When we have grown up in relationships that were not particularly empathic, we may need to practice and consciously work on giving and receiving empathy. And that is the good news, that giving and receiving empathy can be learned, or re-learned, and that if we practice, empathy can become a more natural and reflexive way-of-being-with-others.
1. Adopt an attitude of interest and curiosity about your children’s experience.
Rather than assuming that you know, be curious about what they may be thinking, feeling, and intending. Seek first only to understand their position.
2. Take turns. Taking turns in giving and receiving empathy can be easier said than done. Strive for mutual empathy. We must be able to give the other person a turn at feeling heard, understood, and appreciated. This entails putting our own feelings and perceptions temporarily aside, trusting that if we really listen to the other person, we will also get our turn to be heard and understood.
And we must be willing to take our turn when it is offered; we must be willing to reveal our own thoughts and feelings in such a way as to help the other person understand what we feel and what we need or want.

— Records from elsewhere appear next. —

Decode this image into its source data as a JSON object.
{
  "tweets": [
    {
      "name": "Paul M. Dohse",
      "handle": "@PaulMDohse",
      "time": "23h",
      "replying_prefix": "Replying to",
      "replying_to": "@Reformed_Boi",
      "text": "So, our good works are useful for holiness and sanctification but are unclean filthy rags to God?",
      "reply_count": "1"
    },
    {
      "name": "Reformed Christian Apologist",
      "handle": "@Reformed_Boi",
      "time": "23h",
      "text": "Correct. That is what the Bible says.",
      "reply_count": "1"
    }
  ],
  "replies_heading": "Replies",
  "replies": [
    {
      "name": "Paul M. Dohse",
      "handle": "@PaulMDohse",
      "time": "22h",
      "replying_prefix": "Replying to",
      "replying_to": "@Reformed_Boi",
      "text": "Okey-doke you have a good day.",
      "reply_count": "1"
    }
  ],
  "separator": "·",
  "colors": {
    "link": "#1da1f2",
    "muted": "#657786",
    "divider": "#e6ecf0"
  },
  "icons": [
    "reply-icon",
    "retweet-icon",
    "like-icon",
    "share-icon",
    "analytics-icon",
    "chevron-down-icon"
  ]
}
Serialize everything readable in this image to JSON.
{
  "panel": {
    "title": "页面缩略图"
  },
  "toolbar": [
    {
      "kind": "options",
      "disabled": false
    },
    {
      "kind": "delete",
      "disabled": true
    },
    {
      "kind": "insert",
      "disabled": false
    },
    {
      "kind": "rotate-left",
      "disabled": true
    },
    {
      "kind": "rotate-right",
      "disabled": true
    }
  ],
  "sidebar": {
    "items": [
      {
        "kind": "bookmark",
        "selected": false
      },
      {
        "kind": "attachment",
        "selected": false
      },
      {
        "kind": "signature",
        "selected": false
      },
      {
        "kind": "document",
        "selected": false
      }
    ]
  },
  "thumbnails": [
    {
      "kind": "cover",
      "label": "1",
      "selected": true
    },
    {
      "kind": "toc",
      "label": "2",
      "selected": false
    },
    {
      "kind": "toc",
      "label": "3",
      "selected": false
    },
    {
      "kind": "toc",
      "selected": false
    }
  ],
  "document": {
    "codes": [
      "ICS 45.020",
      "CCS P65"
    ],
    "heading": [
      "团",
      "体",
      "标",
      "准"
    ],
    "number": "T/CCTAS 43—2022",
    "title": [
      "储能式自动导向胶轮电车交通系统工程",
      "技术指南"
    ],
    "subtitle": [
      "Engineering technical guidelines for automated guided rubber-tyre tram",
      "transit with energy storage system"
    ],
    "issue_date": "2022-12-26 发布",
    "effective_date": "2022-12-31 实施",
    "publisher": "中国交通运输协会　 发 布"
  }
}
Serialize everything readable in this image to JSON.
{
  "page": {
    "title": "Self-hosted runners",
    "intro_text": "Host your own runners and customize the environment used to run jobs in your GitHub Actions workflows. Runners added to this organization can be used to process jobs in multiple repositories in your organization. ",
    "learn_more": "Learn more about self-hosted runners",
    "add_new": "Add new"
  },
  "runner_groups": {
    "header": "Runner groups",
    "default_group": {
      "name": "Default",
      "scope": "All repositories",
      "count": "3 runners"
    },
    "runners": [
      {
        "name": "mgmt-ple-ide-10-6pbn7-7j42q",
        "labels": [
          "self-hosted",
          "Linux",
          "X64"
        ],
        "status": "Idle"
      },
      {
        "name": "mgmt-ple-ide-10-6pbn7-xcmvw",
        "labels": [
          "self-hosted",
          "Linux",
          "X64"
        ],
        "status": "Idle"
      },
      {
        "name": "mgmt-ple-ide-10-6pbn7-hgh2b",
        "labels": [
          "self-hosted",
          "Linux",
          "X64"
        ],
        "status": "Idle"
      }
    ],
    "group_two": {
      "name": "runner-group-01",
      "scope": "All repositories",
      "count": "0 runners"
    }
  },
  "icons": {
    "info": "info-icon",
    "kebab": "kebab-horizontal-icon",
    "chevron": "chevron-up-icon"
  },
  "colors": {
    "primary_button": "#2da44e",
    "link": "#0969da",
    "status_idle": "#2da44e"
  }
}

As parents, we need to own our own needs rather than viewing children as “bad” for not recognizing them.